You are learning how to cope with a new situation, and one of this grand scale! You cannot fairly expect yourself to be coping perfectly to the coronavirus pandemic.
Remember when we were teenagers (or perhaps you are now), and we were labelled by adults as being “overdramatic”? When we had our first breakups, or maybe our first failing grade, or our first HUGE fight with our parents? Well, despite what some adults may have said, these were natural reactions both from a developmental perspective and because it was the gosh darned first time you ever experienced something like that in your life!
According to Arain et al. (2013), our brains do not stop developing their initial cognitive pathways until about the age of 25. So in English, I mean that before 25, our brains are trying to build patterns to perceive the world in a consistent way. This includes how to cope with uncertainty and life’s lovely curveballs. And after 25, these patterns are mostly stabilized, but still subject to neuroplasticity (Voss et al., 2017). Neuroplasticity is a general term describing the brain’s ability to change and adapt its structure and/or function in response to life experiences.
Everyone who is alive today has never gone through a global pandemic of this scale and nature before. Our brains have been wildly processing this disruption, because chances are that our brains were not expecting something like this and have no existing patterns to cope with it.
So whether you are 13, 24, 35, or 50, your brain is trying to figure out what the heck is going on, and where your place in the situation is.
So it is normal to have on and off days. It is normal if this situation is tough on your mental health. If the pandemic pushes you toward doing more work, that is also normal. It’s also understandable if you find yourself immobilized and uncertain of your next steps.
There is no response to this global crisis that people can be berated for, because truly we are all figuring it out for the first time. We are being productive by the simple virtue of needing to adapt to a novel situation. These are all experiences that will help us build our emotional resilience and adaptiveness for other new situations down the line… now, I’d say that’s productive!
Be kind to yourself: the world is with you. We are all adapting as best we can.
Something I have taken comfort in during this strange year is the fact that this is one of the few times we will ever experience a sense of solidarity with humanity on an international scale. A virus that calls humanity to band together to protect those most vulnerable. Everyone in the entire world is coping with the COVID-19 pandemic. We are all trying to adapt to a novel situation, and thankfully humans are quite adaptable.

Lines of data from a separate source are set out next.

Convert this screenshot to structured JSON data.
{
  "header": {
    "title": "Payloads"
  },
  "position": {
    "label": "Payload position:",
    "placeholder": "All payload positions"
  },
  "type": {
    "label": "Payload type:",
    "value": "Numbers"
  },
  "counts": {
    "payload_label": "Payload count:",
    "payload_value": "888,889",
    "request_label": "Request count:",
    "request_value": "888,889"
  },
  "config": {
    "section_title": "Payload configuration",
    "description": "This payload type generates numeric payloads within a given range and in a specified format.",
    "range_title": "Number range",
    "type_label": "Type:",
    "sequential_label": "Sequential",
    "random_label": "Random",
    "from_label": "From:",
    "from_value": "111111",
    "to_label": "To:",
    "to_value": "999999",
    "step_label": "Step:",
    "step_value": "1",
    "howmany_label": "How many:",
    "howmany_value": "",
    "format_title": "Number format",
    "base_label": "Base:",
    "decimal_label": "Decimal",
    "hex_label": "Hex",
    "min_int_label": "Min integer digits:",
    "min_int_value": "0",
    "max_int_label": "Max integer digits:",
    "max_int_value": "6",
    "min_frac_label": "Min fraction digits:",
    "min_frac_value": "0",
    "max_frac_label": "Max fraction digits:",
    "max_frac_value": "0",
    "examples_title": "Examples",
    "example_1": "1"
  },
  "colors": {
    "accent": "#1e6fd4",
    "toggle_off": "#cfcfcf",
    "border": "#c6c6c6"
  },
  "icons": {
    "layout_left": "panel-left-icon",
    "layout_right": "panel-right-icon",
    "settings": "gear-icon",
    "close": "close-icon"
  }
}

Truly, you are not alone. You may have vastly unique circumstances, and some may have more or less privilege than others, but we are all in this pandemic together. This profound thought brings me comfort when I find myself feeling low – which again, is normal in this situation. Be kind to yourself. Practice talking to yourself as you would to a dear friend.

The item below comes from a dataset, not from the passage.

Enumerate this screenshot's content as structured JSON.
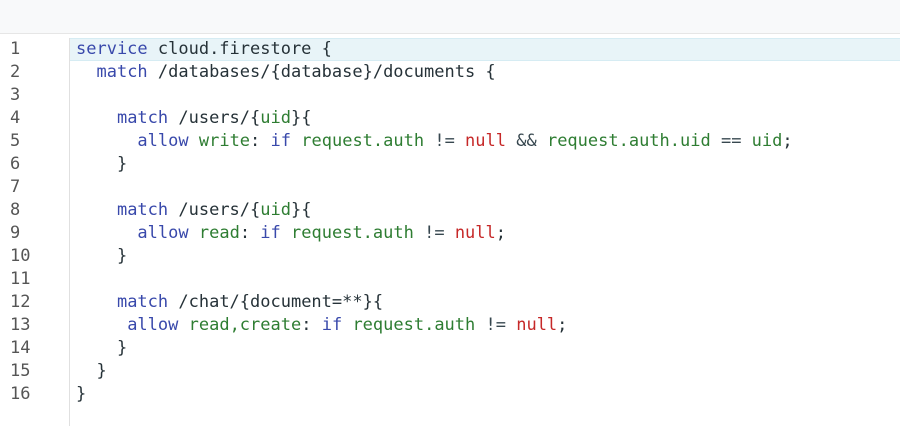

It is OK to feel sad. If you are feeling happy, that isn’t odd. It is fine to feel frustrated. It’s not a problem at all if you feel neutral. There is no one ‘right’ feeling. Be kind to yourself when you are feeling Not Great, and thinking you should be feeling some other way. Realize that now more than ever, the practice is to find your own thresholds for productivity.
And remember, we are human beings, not human doings.
Always remember to BKTY (be kind to yourself),
Arain, M., Haque, M., Johal, L., Mathur, P., Nel, W., Rais, A., Sandhu, R., & Sharma, S. (2013). Maturation of the adolescent brain. Neuropsychiatric Disease and Treatment, 9, 449. https://doi.org/10.2147/NDT.S39776
Voss, P., Thomas, M. E., Cisneros-Franco, J. M., & de Villers-Sidani, É. (2017). Dynamic Brains and the Changing Rules of Neuroplasticity: Implications for Learning and Recovery. Frontiers in Psychology, 8. https://doi.org/10.3389/fpsyg.2017.01657